Texas A&M: The Aggies don't have the recruiting chops of rivals Texas, but A&M did manage to snag Brandon Alexander from the Longhorns' grasp in a Signing Day showdown, which helps bridge the talent gap between the two programs just that little bit. The Aggies were also odd beneficiaries of forgery, as CB Floyd Raven's LOI to Ole Miss was found to be written by Raven's mother (who clearly had her own very strong ideas about what was best for her son); Raven is now officially an Aggie. No word on how awkward Mother's Day will be at the Raven household.
Texas: While Oklahoma's small signing class left it out of Tom Lemming's Top 25, Texas cruised to yet another Top 10 spot, thanks to the signing of stud tailback Malcolm Brown and freak athlete Steve Edmond (who can play wide receiver, linebacker, or pretty much any position that accommodates those between 200 and 290 pounds). Look out for Cedric Reed, a prototypical blue chip DE who could dominate soon. At 60, Mack Brown's not going to be in Austin forever, but if these types of classes keep up, he is going to leave a glut of talent for whoever takes over for him.

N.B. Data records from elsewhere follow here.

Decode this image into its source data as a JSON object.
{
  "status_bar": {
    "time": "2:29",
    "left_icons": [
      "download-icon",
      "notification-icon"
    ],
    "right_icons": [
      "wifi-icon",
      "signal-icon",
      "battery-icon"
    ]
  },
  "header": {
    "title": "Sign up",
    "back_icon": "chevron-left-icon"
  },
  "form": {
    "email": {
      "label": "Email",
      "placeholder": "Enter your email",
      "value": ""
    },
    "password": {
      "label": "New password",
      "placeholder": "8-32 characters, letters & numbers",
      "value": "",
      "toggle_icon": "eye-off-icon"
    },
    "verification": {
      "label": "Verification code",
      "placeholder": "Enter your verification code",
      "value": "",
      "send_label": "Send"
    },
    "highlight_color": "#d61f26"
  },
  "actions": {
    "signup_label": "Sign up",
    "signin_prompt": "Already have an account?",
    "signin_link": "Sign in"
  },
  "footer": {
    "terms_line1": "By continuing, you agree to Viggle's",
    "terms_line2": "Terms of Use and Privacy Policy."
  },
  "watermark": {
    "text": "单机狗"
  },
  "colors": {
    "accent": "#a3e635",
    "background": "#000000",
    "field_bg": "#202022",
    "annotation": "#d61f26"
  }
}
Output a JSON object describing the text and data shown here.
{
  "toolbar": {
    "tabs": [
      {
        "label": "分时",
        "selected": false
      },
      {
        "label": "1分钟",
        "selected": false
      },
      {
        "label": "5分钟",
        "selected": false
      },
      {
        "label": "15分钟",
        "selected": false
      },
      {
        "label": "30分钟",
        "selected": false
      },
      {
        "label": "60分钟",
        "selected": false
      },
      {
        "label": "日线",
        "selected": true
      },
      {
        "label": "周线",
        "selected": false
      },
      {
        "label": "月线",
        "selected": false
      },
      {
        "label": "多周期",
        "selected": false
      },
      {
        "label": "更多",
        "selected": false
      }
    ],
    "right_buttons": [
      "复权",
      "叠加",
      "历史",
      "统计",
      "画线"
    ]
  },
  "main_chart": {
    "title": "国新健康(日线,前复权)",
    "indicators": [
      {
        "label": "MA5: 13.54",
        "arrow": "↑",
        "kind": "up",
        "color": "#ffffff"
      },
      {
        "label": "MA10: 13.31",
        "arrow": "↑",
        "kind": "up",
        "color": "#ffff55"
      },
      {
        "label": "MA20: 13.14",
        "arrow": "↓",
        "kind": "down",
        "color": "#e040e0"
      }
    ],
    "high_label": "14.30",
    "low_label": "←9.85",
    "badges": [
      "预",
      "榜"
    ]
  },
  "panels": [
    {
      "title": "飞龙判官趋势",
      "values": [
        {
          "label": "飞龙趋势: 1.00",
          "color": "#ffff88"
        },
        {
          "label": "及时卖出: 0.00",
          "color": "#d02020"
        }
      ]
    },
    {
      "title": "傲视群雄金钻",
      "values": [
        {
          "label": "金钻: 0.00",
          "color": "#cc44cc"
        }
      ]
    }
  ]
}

Kansas State: Head coach Bill Snyder lived up to his reputation by bringing in eight JUCO players to this recruiting class (EIGHT!), and few of them are highly regarded. The high school recruits aren't much better, either; for every Ian Seau (Junior's nephew) with a list of decent offers, there are several high school signees with nearly barren offer sheets. The Wildcats were surprisingly decent in 2010, even reaching the Pinstripe Bowl, but their recruiting shows no signs of momentum. This is the type of class one expects from a 3-9 team.

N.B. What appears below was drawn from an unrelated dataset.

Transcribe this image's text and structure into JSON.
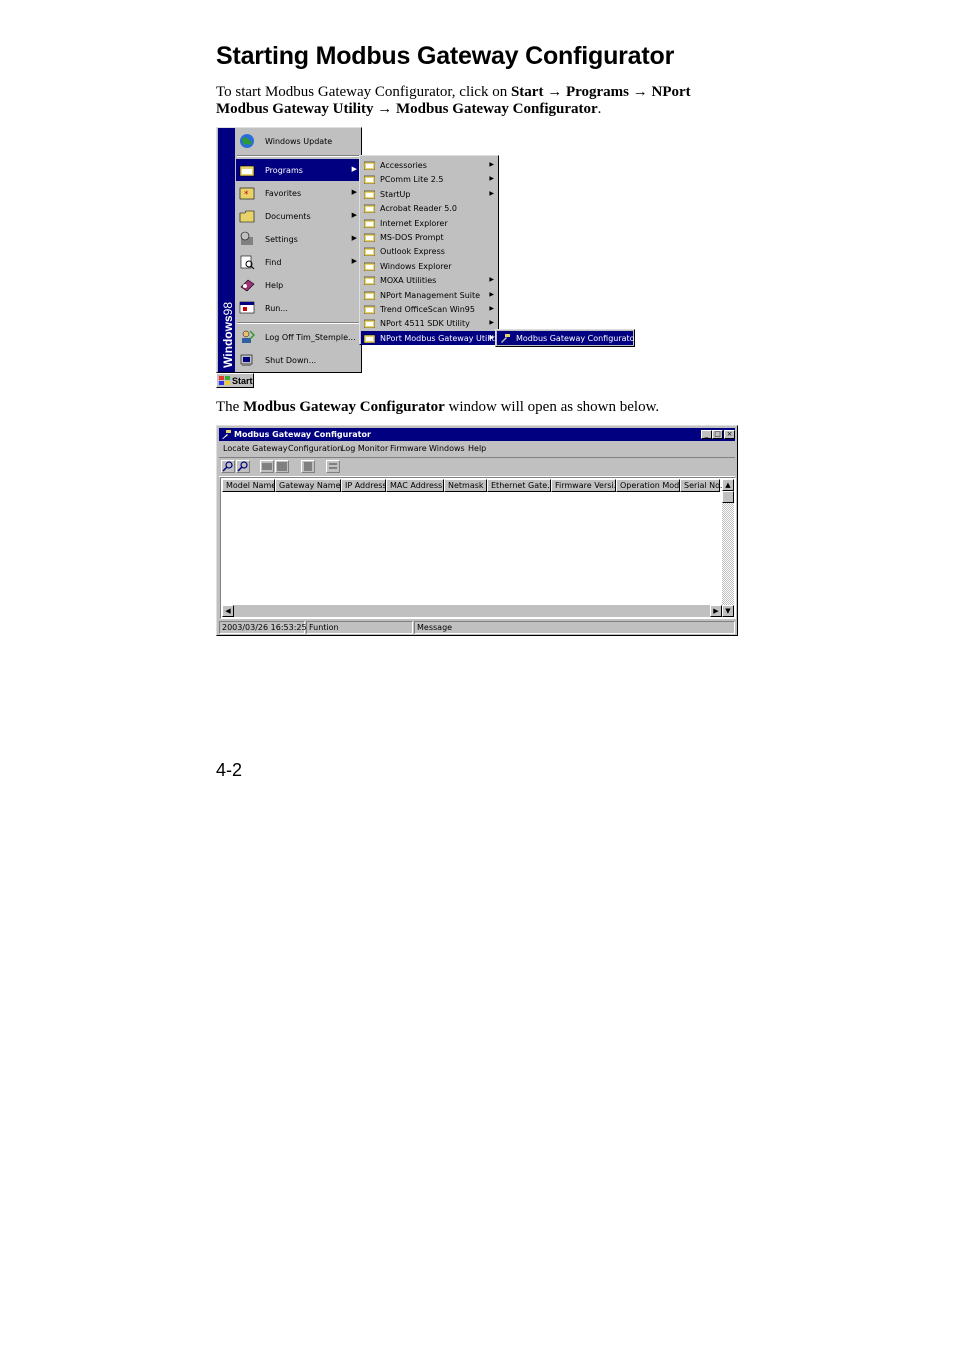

Baylor: Baylor's fighting an uphill battle in terms of tradition and resources to begin with, so it doesn't help to see Oklahoma poach longtime commit Nila Kasitati from Baylor for barely any better reason than "because Bob Stoops felt like it." The Bears did snipe talented tailback Jermichael Selders from West Virginia today, so it's not as if Art Briles was completely passive, but this still looks like a level of talent that must depend on a game-changer at quarterback like Robert Griffin III if Baylor's going to make any noise in the conference. Baylor needs wideout Jonathan Lee to contribute in a hurry.
Iowa State: The highlight of Iowa State's day, and probably its entire recruiting class, is landing wideout Quenton Bundrage over Cincinnati, Louisville, and Marshall today. ISU's class may end up good, but it probably won't, considering how few recruits ISU had to beat a BCS team other than Minnesota for. Paul Rhoads is a good coach with a bright future in college football, but he didn't strike gold today.

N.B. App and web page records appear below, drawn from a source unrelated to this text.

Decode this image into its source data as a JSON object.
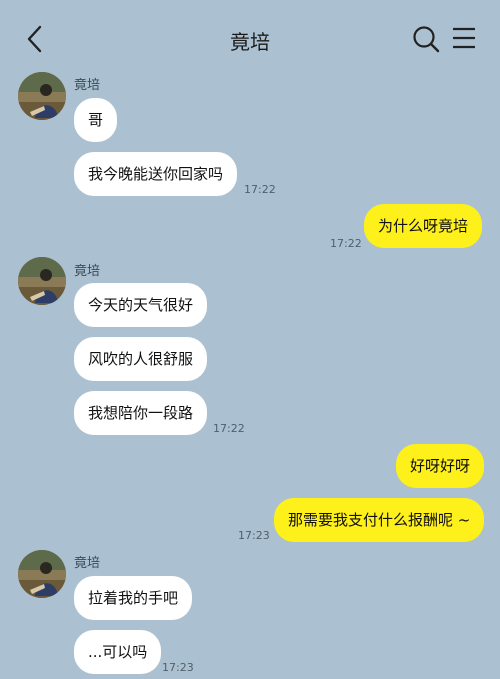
{
  "header": {
    "title": "竟培",
    "back_icon": "chevron-left-icon",
    "search_icon": "search-icon",
    "menu_icon": "menu-icon"
  },
  "colors": {
    "background": "#abc1d1",
    "incoming_bubble": "#ffffff",
    "outgoing_bubble": "#fef01b"
  },
  "messages": {
    "g1": {
      "sender": "竟培",
      "m1": "哥",
      "m2": "我今晚能送你回家吗",
      "time": "17:22"
    },
    "o1": {
      "m1": "为什么呀竟培",
      "time": "17:22"
    },
    "g2": {
      "sender": "竟培",
      "m1": "今天的天气很好",
      "m2": "风吹的人很舒服",
      "m3": "我想陪你一段路",
      "time": "17:22"
    },
    "o2": {
      "m1": "好呀好呀",
      "m2": "那需要我支付什么报酬呢 ~",
      "time": "17:23"
    },
    "g3": {
      "sender": "竟培",
      "m1": "拉着我的手吧",
      "m2": "...可以吗",
      "time": "17:23"
    }
  }
}
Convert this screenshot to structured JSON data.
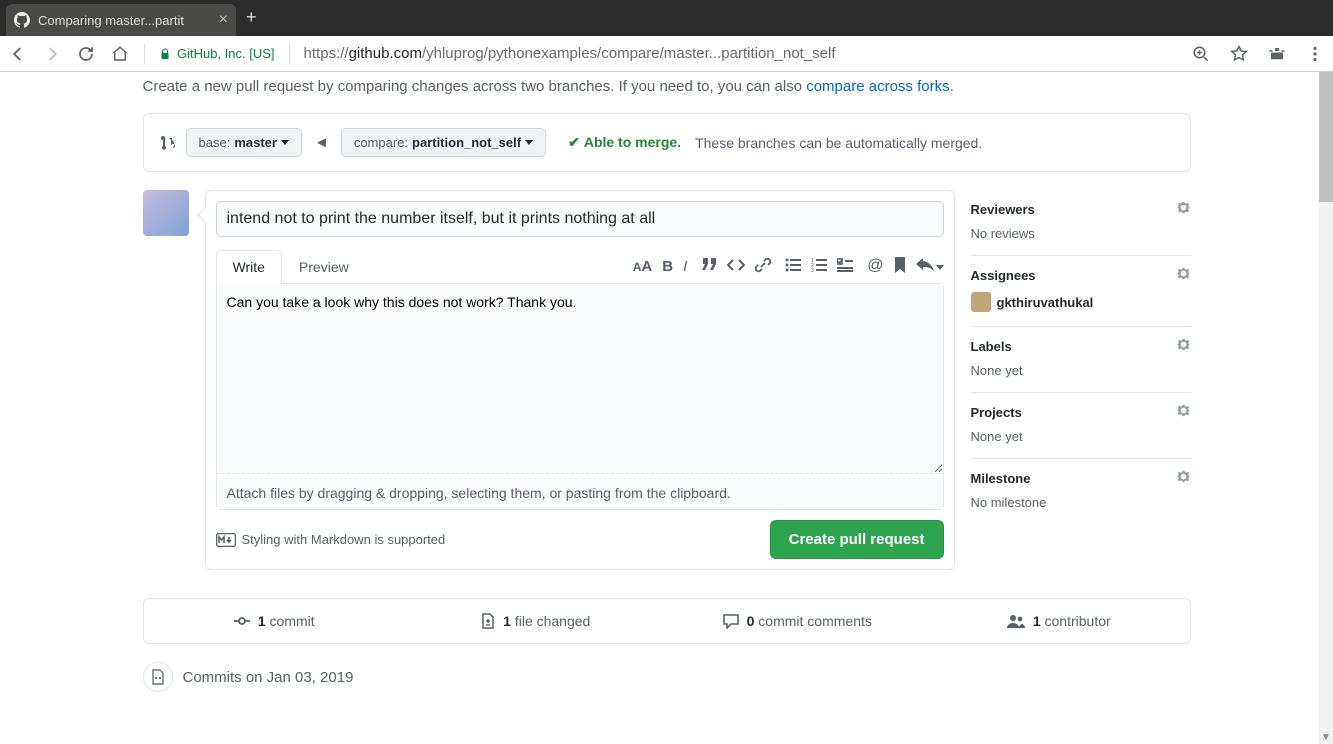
{
  "browser": {
    "tab_title": "Comparing master...partit",
    "secure_label": "GitHub, Inc. [US]",
    "url_prefix": "https://",
    "url_domain": "github.com",
    "url_path": "/yhluprog/pythonexamples/compare/master...partition_not_self"
  },
  "intro": {
    "text": "Create a new pull request by comparing changes across two branches. If you need to, you can also ",
    "link": "compare across forks",
    "period": "."
  },
  "compare": {
    "base_prefix": "base: ",
    "base_branch": "master",
    "compare_prefix": "compare: ",
    "compare_branch": "partition_not_self",
    "merge_ok": "Able to merge.",
    "merge_note": "These branches can be automatically merged."
  },
  "pr": {
    "title_value": "intend not to print the number itself, but it prints nothing at all",
    "tab_write": "Write",
    "tab_preview": "Preview",
    "body_value": "Can you take a look why this does not work? Thank you.",
    "attach_hint": "Attach files by dragging & dropping, selecting them, or pasting from the clipboard.",
    "md_support": "Styling with Markdown is supported",
    "submit": "Create pull request"
  },
  "sidebar": {
    "reviewers_title": "Reviewers",
    "reviewers_body": "No reviews",
    "assignees_title": "Assignees",
    "assignee_name": "gkthiruvathukal",
    "labels_title": "Labels",
    "labels_body": "None yet",
    "projects_title": "Projects",
    "projects_body": "None yet",
    "milestone_title": "Milestone",
    "milestone_body": "No milestone"
  },
  "stats": {
    "commits_n": "1",
    "commits_label": " commit",
    "files_n": "1",
    "files_label": " file changed",
    "comments_n": "0",
    "comments_label": " commit comments",
    "contrib_n": "1",
    "contrib_label": " contributor"
  },
  "timeline": {
    "commits_on": "Commits on Jan 03, 2019"
  }
}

Tags: Art Briles, Baylor, Baylor Recruiting, Baylor Signing Day, Big 12, Big 12 Recruiting, Big 12 Signing Day, Bill Snyder, Bradley Marquez, Branden Jackson, Brandon Alexander, Cedric Reed, Cincinnati, DeAndre Washington, Floyd Raven, Ian Seau, Iowa State, Iowa State Recruiting, Iowa State Signing Day, Jermichael Selders, Jonathan Lee, Junior Seau, Kansas State, Kansas State Recruiting, Kansas State Signing Day, Kenny Williams, Louisville, Malcolm Brown, Marshall, National Signing Day, Nila Kasitati, Paul Rhoads, Quenton Bundrage, Robert Griffin III, Signing Day, Steve Edmond, Texas, Texas A&M, Texas A&M Recruiting, Texas A&M Signing Day, Texas Recruiting, Texas Signing Day, Texas Tech, Texas Tech Recruiting, Texas Tech Signing Day, Tommy Tuberville, West Virginia